      Delete
  5. If you are serious about this "you should not own a vehicle" stuff, this will be the last day I read your blog. Such Kuntslerian fantasy belongs in e-books, not in everyday living.

    ReplyDelete
    Replies
    1. I don't own a vehicle. Or is that just a fantasy and you'all pay me so well for writing that I arrived at work in my BMW? Are you friggin serious? How did we ever survive prior? OMG!!!! WE must employ human powered devices again! OK, sorry, but I'm a bit put off with the whole American utter dependence on what should be luxuries.

      Delete
    2. Sir Lord BaltimoreJanuary 21, 2015 at 6:46 AM

      I didn't have a car for 10 years. Used a bike and occasionally rented a car to do big stuff. Saved money, was healthier ,didn't get stuck in traffic. Bought a little 4 banger toyota a few years ago....Ride my bike pretty much everywhere under 10 miles if practical (aka not moving a piano). Use the truck for work. Funny thing is I was at a family members house the other day. They had given me a 6 pack of beer for helping around their place. Anyway, I went to ride home. They were all concerned "How are you gonna carry that six pack??". In my bag naturally...This very sweet relative of mine wanted to drive the 6er to my house....I live a mile away. Perfectly illustrative of the American overuse of the automobile. Good lord. I carry all of the groceries for a week (for 2 people) in one of my bags.

      Fantasy my albino hairy ass! Bikes aren't for hippies. They are for poor middle aged saps like myself.

      Delete
    3. You can please some of the people some of the time... Though I'm a bit surprised that someone would become so irate over the mere suggestion that losing the car can save someone a lot of money? After all,the article is on frugal living? I understand that it's not practical for many, myself included, but if I could, I would. Never have felt safe in those darn things.

      Delete
    4. I own 2 big operational cars, but have not driven either one since 11 june 2012. It has not been difficult, although occasionally inconvenient, to move groceries swap meet cargo and myself all over bicyclized yuppy hell of Portland Oregon.
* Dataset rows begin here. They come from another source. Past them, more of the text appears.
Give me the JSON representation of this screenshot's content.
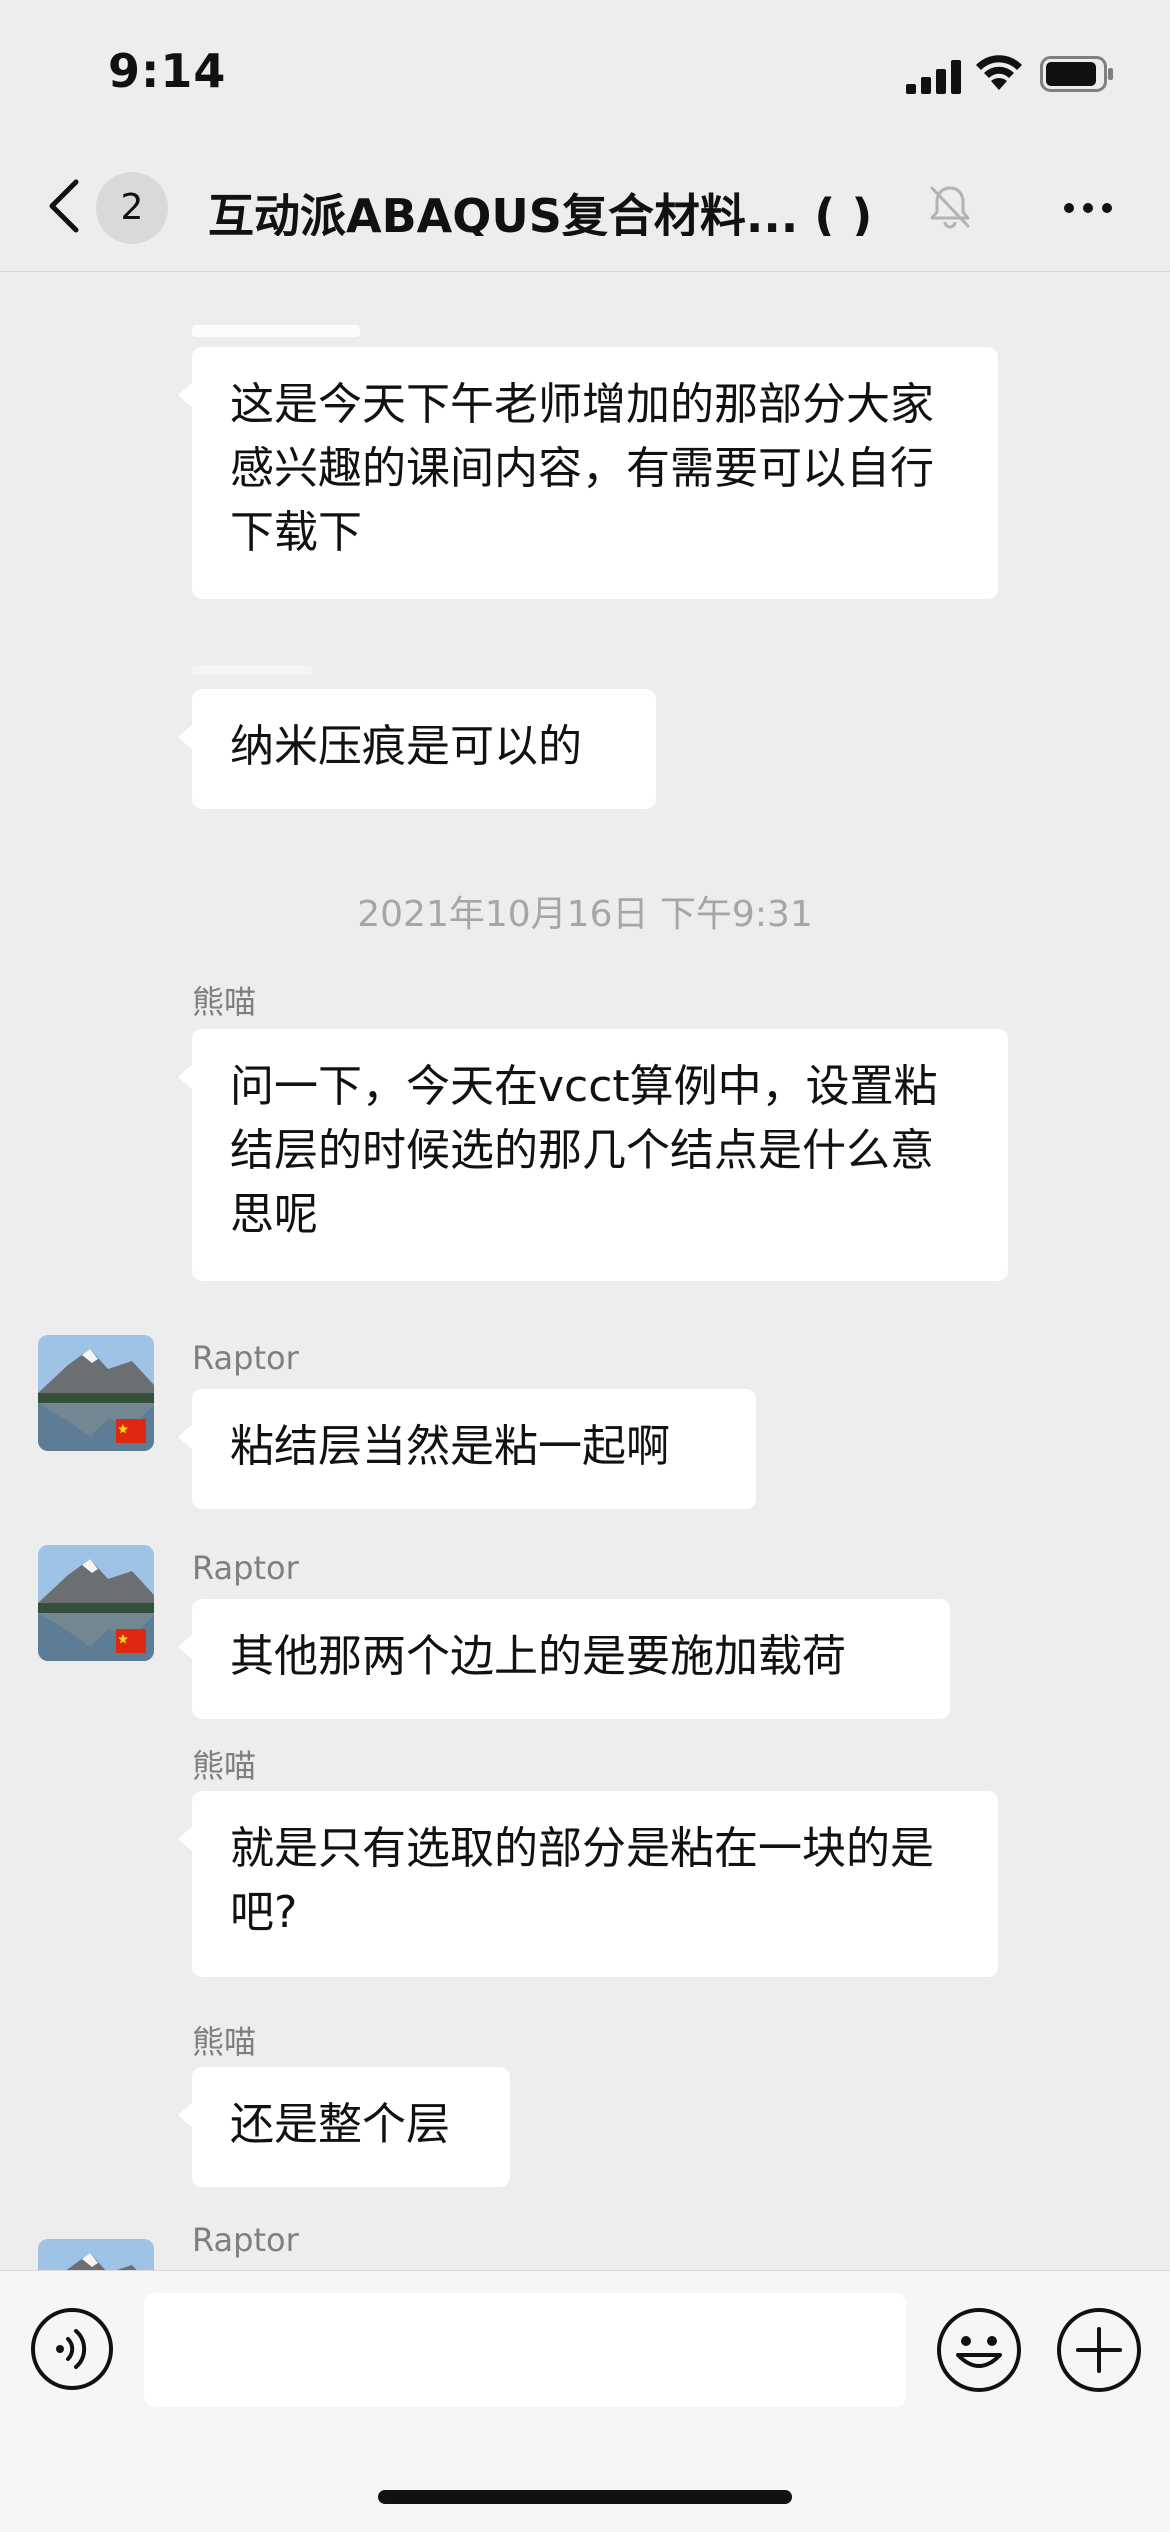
{
  "status_bar": {
    "time": "9:14"
  },
  "nav": {
    "unread_count": "2",
    "title": "互动派ABAQUS复合材料... (    )"
  },
  "messages": [
    {
      "sender": "",
      "text": "这是今天下午老师增加的那部分大家感兴趣的课间内容，有需要可以自行下载下"
    },
    {
      "sender": "",
      "text": "纳米压痕是可以的"
    },
    {
      "timestamp": "2021年10月16日 下午9:31"
    },
    {
      "sender": "熊喵",
      "text": "问一下，今天在vcct算例中，设置粘结层的时候选的那几个结点是什么意思呢"
    },
    {
      "sender": "Raptor",
      "text": "粘结层当然是粘一起啊"
    },
    {
      "sender": "Raptor",
      "text": "其他那两个边上的是要施加载荷"
    },
    {
      "sender": "熊喵",
      "text": "就是只有选取的部分是粘在一块的是吧?"
    },
    {
      "sender": "熊喵",
      "text": "还是整个层"
    },
    {
      "sender": "Raptor",
      "text": ""
    }
  ],
  "input": {
    "placeholder": ""
  },
  "colors": {
    "background": "#ededed",
    "bubble": "#ffffff",
    "sender_name": "#7f7f7f",
    "timestamp": "#a6a6a6"
  },
  "icons": [
    "back-icon",
    "mute-icon",
    "more-icon",
    "voice-icon",
    "emoji-icon",
    "plus-icon",
    "signal-icon",
    "wifi-icon",
    "battery-icon"
  ]
}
I am most-terrified of totally-silent Nissan Leaf cars driven by texting morons.

      How much am I saving? No gym membership required. At least $85/week in fuel (wasn't driving to work before), $1400/yr in mandatory car insurance, periodic disaster of major repair and periodic unavoidable service costs (lube/filters/belts/oil, etc), dropped lame "friends" who wanted me to drive them places. Side-effect: previously-low police contact has dropped to ZERO police contact- I am invisible to Police and all officialdom.
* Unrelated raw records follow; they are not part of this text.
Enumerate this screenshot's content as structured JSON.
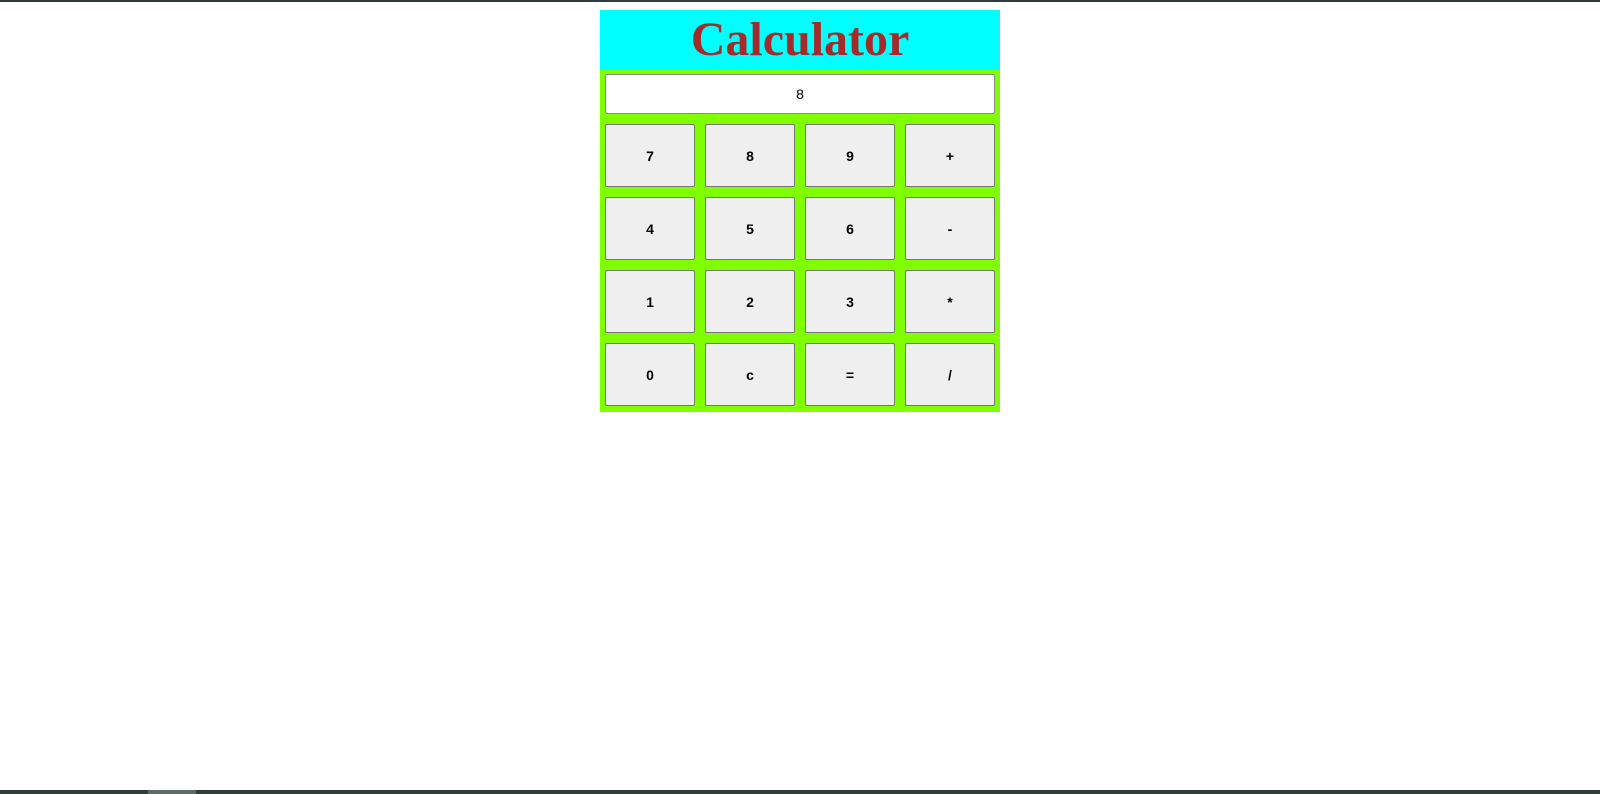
{
  "colors": {
    "header_background": "#00ffff",
    "title_color": "#a52a2a",
    "body_background": "#7fff00"
  },
  "calculator": {
    "title": "Calculator",
    "display_value": "8",
    "keys": [
      {
        "label": "7",
        "name": "key-7"
      },
      {
        "label": "8",
        "name": "key-8"
      },
      {
        "label": "9",
        "name": "key-9"
      },
      {
        "label": "+",
        "name": "key-plus"
      },
      {
        "label": "4",
        "name": "key-4"
      },
      {
        "label": "5",
        "name": "key-5"
      },
      {
        "label": "6",
        "name": "key-6"
      },
      {
        "label": "-",
        "name": "key-minus"
      },
      {
        "label": "1",
        "name": "key-1"
      },
      {
        "label": "2",
        "name": "key-2"
      },
      {
        "label": "3",
        "name": "key-3"
      },
      {
        "label": "*",
        "name": "key-multiply"
      },
      {
        "label": "0",
        "name": "key-0"
      },
      {
        "label": "c",
        "name": "key-clear"
      },
      {
        "label": "=",
        "name": "key-equals"
      },
      {
        "label": "/",
        "name": "key-divide"
      }
    ]
  }
}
      pdxr13

      Delete
    5. I had tons of police contact in FL when on bike. When we bought a van to leave there, more police contact-in just one week. I think FL just didn't like me ( there was police contact at work, too, with the underage sales enforcement ).
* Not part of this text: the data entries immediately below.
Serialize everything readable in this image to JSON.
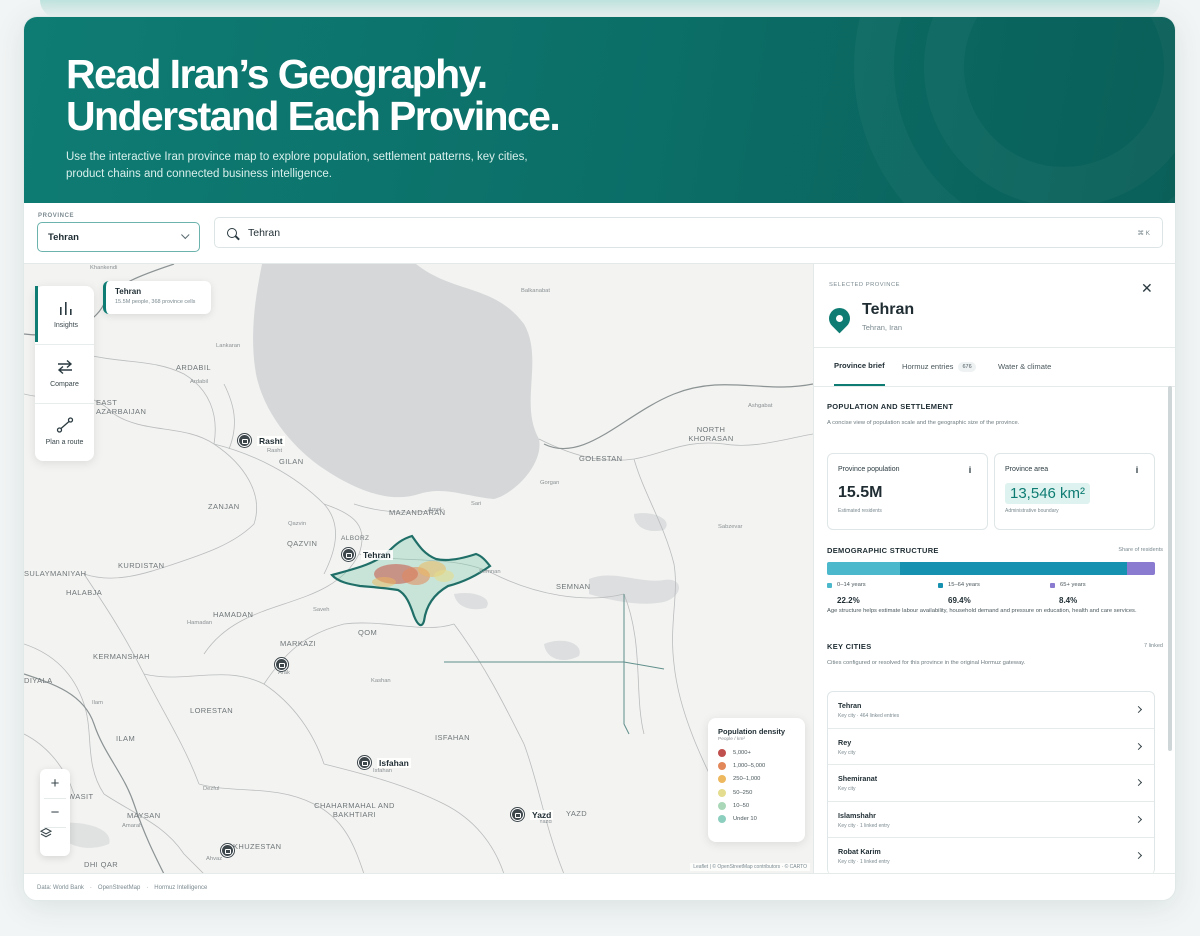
{
  "hero": {
    "title_line1": "Read Iran’s Geography.",
    "title_line2": "Understand Each Province.",
    "description": "Use the interactive Iran province map to explore population, settlement patterns, key cities, product chains and connected business intelligence."
  },
  "controls": {
    "province_label": "PROVINCE",
    "province_value": "Tehran",
    "search_value": "Tehran",
    "search_shortcut": "⌘ K"
  },
  "map": {
    "tools": [
      {
        "label": "Insights",
        "icon": "bar-chart-icon"
      },
      {
        "label": "Compare",
        "icon": "swap-arrows-icon"
      },
      {
        "label": "Plan a route",
        "icon": "route-icon"
      }
    ],
    "tooltip": {
      "title": "Tehran",
      "subtitle": "15.5M people, 368 province cells"
    },
    "regions": [
      "EAST AZARBAIJAN",
      "ARDABIL",
      "GILAN",
      "ZANJAN",
      "QAZVIN",
      "ALBORZ",
      "MAZANDARAN",
      "GOLESTAN",
      "NORTH KHORASAN",
      "KURDISTAN",
      "HAMADAN",
      "MARKAZI",
      "QOM",
      "SEMNAN",
      "KERMANSHAH",
      "LORESTAN",
      "ILAM",
      "ISFAHAN",
      "CHAHARMAHAL AND BAKHTIARI",
      "KHUZESTAN",
      "YAZD",
      "MAYSAN",
      "DHI QAR",
      "SULAYMANIYAH",
      "HALABJA",
      "DIYALA",
      "WASIT"
    ],
    "towns": [
      "Khankendi",
      "Lankaran",
      "Ardabil",
      "Rasht",
      "Balkanabat",
      "Ashgabat",
      "Gorgan",
      "Sari",
      "Amol",
      "Qazvin",
      "Semnan",
      "Sabzevar",
      "Saveh",
      "Hamadan",
      "Arak",
      "Kashan",
      "Ilam",
      "Dezful",
      "Isfahan",
      "Amarah",
      "Ahvaz",
      "Yazd"
    ],
    "labeled_cities": [
      "Rasht",
      "Tehran",
      "Isfahan",
      "Yazd"
    ],
    "zoom_in": "+",
    "zoom_out": "−",
    "legend": {
      "title": "Population density",
      "subtitle": "People / km²",
      "items": [
        {
          "label": "5,000+",
          "color": "#c0504d"
        },
        {
          "label": "1,000–5,000",
          "color": "#e2875a"
        },
        {
          "label": "250–1,000",
          "color": "#edb85e"
        },
        {
          "label": "50–250",
          "color": "#e4dc8e"
        },
        {
          "label": "10–50",
          "color": "#a9d7b8"
        },
        {
          "label": "Under 10",
          "color": "#8dcfbf"
        }
      ]
    },
    "attribution": "Leaflet | © OpenStreetMap contributors · © CARTO"
  },
  "panel": {
    "selected_label": "SELECTED PROVINCE",
    "title": "Tehran",
    "subtitle": "Tehran, Iran",
    "tabs": [
      {
        "label": "Province brief"
      },
      {
        "label": "Hormuz entries",
        "badge": "676"
      },
      {
        "label": "Water & climate"
      }
    ],
    "population": {
      "title": "POPULATION AND SETTLEMENT",
      "desc": "A concise view of population scale and the geographic size of the province.",
      "pop_label": "Province population",
      "pop_value": "15.5M",
      "pop_note": "Estimated residents",
      "area_label": "Province area",
      "area_value": "13,546 km²",
      "area_note": "Administrative boundary"
    },
    "demographics": {
      "title": "DEMOGRAPHIC STRUCTURE",
      "source": "Share of residents",
      "groups": [
        {
          "label": "0–14 years",
          "value": "22.2%",
          "share": 22.2,
          "color": "#4cb8cc"
        },
        {
          "label": "15–64 years",
          "value": "69.4%",
          "share": 69.4,
          "color": "#1691b0"
        },
        {
          "label": "65+ years",
          "value": "8.4%",
          "share": 8.4,
          "color": "#8a7ad0"
        }
      ],
      "note": "Age structure helps estimate labour availability, household demand and pressure on education, health and care services."
    },
    "cities": {
      "title": "KEY CITIES",
      "count": "7 linked",
      "desc": "Cities configured or resolved for this province in the original Hormuz gateway.",
      "items": [
        {
          "name": "Tehran",
          "sub": "Key city · 464 linked entries"
        },
        {
          "name": "Rey",
          "sub": "Key city"
        },
        {
          "name": "Shemiranat",
          "sub": "Key city"
        },
        {
          "name": "Islamshahr",
          "sub": "Key city · 1 linked entry"
        },
        {
          "name": "Robat Karim",
          "sub": "Key city · 1 linked entry"
        }
      ]
    }
  },
  "footer": {
    "items": [
      "Data: World Bank",
      "OpenStreetMap",
      "Hormuz Intelligence"
    ]
  }
}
      Delete
    6. 758- I don't always feel too safe myself. After a new moron moves in on Bullion Road I have to train them not to run over me, then they always move over in plenty of time. Then, hopefully, they don't have a mean dog.

      Delete
    7. 646- they were concerned you would drop the beer and Alcohol Abuse would occur.

      Delete
  6. Sir Lord BaltimoreJanuary 20, 2015 at 8:41 AM

    I don't know James...I had the severe misfortune of riding a Chinese beach cruiser bike a few hundred miles. The seat was basically a shovel that was bent over and covered in naugahyde....Heavy as hell too. I bought it for 75$ in a market in Saigon....Ugh felt like Id spent a week in jail with Bubba.
    Not all yuppie contrivances are so bad. I ride a Bianchi now made in Taiwan. A step up from our friends on the mainland. Italian engineering/machining. Chinese price. Taiwan the best of both worlds

    ReplyDelete
    Replies
    1. I've had good luck with Tawainese stuff, what little I come across. Which just sealed their doom. We can't have quality competition, invade them!

      Delete

I must moderate-trust me. You don't want to see what happens otherwise. Sometimes it takes awhile to respond as I only check two or three times a day. No N-Bombs, nothing to get me libeled. Otherwise, have at it. If you criticize me, make sure to praise my hair first.